• **What you should do**
Go through the records below and copy out every line that contains the word "criteria".

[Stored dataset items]
- Opening Delimiter -

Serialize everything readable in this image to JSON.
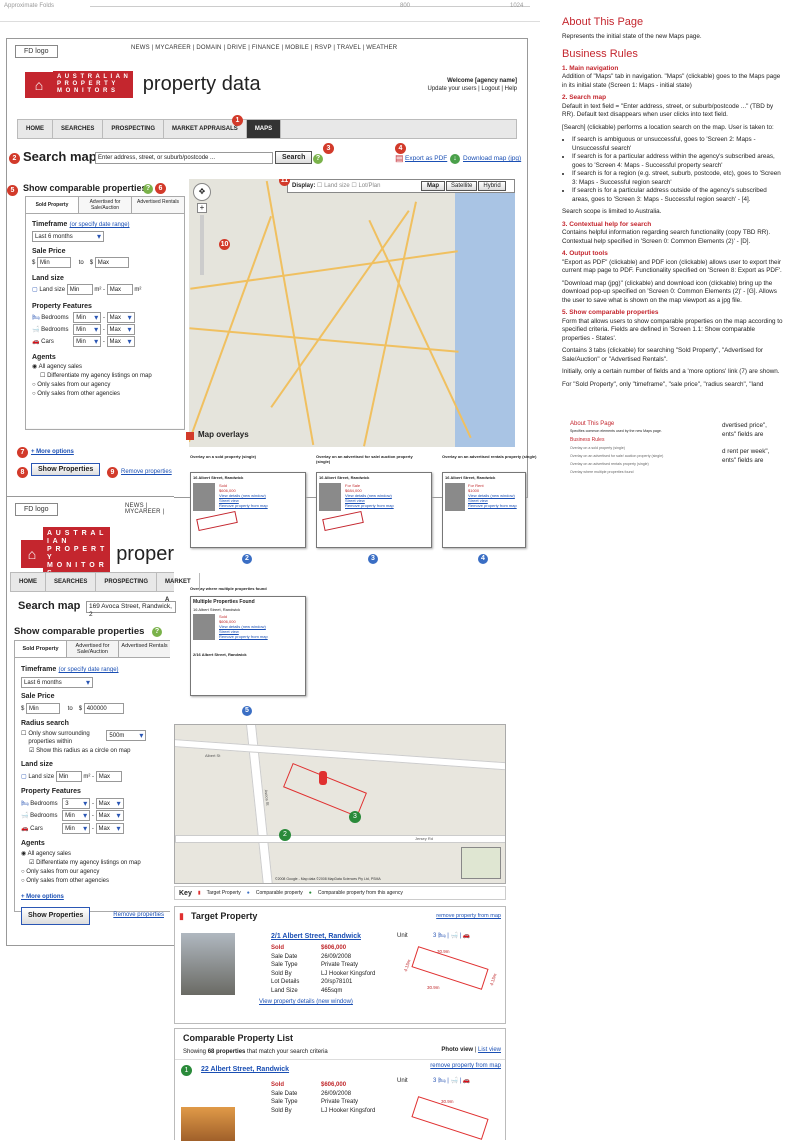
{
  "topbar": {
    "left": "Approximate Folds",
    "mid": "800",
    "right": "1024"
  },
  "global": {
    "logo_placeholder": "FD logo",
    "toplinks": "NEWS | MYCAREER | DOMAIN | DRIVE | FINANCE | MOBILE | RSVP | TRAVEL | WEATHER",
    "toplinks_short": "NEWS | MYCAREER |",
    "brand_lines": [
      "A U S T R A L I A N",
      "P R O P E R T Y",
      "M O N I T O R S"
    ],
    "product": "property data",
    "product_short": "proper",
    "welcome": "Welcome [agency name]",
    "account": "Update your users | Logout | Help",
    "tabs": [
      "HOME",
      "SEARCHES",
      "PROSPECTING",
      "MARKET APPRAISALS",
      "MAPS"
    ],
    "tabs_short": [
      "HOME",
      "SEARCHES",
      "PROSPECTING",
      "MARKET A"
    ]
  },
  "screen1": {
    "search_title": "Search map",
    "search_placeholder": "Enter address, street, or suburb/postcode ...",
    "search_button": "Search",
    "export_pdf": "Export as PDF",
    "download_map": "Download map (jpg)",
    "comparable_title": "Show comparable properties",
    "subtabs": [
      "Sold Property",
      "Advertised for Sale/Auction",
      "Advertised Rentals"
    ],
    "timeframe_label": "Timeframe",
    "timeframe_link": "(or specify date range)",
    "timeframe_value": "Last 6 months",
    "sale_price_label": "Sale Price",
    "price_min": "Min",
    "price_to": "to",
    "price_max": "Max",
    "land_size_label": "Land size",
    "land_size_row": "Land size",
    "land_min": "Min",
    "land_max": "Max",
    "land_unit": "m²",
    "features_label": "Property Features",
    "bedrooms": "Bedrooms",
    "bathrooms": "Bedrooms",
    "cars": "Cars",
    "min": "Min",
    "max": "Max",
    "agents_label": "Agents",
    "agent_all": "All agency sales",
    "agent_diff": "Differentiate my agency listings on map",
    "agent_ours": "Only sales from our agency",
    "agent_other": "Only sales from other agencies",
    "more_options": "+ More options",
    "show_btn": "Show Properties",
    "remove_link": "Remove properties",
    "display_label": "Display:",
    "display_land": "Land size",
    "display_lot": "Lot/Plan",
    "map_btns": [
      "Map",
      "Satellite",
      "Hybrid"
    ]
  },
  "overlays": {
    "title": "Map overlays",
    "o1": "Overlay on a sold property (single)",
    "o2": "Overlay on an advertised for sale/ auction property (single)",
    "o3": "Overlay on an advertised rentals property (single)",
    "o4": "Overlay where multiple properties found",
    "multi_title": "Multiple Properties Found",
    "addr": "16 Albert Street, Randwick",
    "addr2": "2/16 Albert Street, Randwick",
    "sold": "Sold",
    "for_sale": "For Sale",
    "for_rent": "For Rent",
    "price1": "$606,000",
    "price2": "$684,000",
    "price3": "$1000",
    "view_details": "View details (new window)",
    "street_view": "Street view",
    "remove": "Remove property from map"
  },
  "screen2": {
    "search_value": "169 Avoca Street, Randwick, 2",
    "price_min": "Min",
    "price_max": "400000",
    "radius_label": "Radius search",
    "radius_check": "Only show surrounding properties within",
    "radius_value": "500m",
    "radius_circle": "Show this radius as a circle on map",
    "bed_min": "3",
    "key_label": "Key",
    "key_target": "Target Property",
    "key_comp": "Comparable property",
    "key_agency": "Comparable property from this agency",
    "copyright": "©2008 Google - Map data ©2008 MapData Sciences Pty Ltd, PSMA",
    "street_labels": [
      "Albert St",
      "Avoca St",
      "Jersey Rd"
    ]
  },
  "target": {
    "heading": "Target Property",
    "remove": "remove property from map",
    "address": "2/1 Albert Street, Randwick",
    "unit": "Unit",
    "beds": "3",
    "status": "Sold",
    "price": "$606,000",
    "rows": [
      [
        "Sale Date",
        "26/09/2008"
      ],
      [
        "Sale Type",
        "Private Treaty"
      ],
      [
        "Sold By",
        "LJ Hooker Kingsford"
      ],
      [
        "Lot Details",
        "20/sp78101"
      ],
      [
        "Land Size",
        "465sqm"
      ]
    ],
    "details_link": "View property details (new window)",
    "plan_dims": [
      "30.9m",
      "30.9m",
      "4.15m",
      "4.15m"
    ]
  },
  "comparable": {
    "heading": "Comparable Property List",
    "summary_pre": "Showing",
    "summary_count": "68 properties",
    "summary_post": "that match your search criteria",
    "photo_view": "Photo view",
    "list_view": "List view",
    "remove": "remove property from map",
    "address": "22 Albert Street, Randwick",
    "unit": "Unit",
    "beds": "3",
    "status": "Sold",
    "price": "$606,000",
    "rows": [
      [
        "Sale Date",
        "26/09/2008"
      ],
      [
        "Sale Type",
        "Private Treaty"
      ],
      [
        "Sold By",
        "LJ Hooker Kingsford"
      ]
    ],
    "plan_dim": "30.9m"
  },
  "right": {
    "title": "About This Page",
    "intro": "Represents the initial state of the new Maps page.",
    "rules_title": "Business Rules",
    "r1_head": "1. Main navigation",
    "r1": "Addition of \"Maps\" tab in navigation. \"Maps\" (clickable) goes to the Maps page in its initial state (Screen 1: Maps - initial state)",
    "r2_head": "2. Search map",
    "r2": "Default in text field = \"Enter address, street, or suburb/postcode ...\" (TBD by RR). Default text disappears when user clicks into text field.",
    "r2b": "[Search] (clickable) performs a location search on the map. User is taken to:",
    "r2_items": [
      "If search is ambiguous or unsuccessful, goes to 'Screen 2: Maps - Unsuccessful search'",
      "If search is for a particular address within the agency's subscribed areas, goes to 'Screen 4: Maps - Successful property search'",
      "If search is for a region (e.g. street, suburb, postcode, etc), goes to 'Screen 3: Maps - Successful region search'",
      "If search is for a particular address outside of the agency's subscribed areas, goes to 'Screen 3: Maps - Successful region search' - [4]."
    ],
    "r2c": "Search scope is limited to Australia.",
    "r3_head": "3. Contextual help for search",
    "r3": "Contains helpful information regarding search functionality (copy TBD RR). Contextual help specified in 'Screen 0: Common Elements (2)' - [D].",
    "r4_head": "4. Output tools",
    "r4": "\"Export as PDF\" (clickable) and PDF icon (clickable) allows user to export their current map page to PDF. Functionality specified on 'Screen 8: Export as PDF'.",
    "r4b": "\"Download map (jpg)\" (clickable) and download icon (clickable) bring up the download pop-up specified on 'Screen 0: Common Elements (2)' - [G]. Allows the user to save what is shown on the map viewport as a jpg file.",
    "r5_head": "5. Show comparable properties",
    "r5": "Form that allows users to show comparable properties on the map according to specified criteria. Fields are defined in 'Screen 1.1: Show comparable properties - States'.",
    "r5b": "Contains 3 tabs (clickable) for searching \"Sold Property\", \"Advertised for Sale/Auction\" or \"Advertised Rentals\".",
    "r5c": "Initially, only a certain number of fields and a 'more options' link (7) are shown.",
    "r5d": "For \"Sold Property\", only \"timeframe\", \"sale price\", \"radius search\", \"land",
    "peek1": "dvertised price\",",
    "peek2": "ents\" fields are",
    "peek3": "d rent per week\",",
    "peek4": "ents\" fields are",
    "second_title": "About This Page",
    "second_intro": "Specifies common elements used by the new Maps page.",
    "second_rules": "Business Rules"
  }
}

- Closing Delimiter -
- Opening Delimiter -

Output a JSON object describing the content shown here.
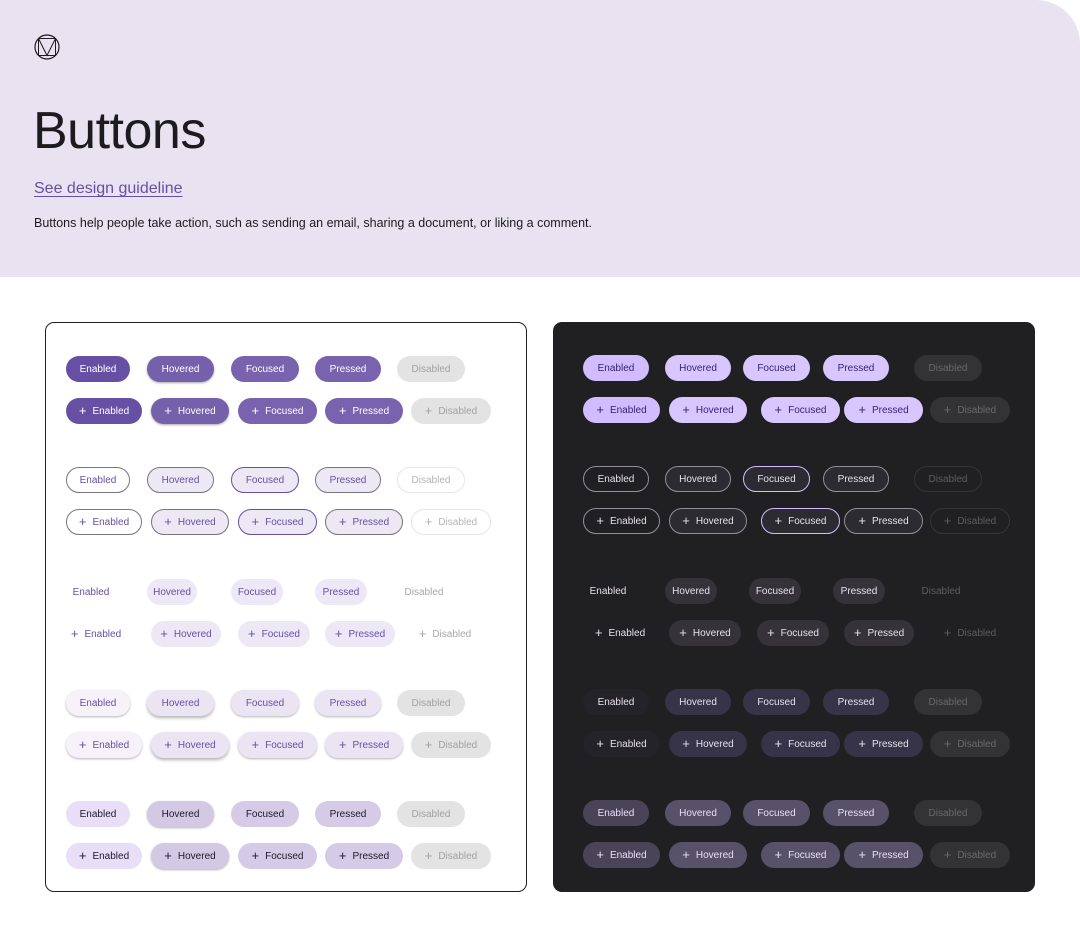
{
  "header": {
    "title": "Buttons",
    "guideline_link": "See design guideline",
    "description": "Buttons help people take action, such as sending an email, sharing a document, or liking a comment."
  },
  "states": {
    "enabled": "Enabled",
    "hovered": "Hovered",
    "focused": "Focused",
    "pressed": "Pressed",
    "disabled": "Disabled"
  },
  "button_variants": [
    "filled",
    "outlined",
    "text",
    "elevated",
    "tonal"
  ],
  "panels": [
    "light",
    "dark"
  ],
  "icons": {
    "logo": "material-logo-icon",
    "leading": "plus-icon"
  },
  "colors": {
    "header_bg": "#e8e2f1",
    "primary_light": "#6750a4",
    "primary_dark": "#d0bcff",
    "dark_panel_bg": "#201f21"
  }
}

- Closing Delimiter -

• **Output of the exercise**
    "summary_post": "that match your search criteria",
    "r5": "Form that allows users to show comparable properties on the map according to specified criteria. Fields are defined in 'Screen 1.1: Show comparable properties - States'.",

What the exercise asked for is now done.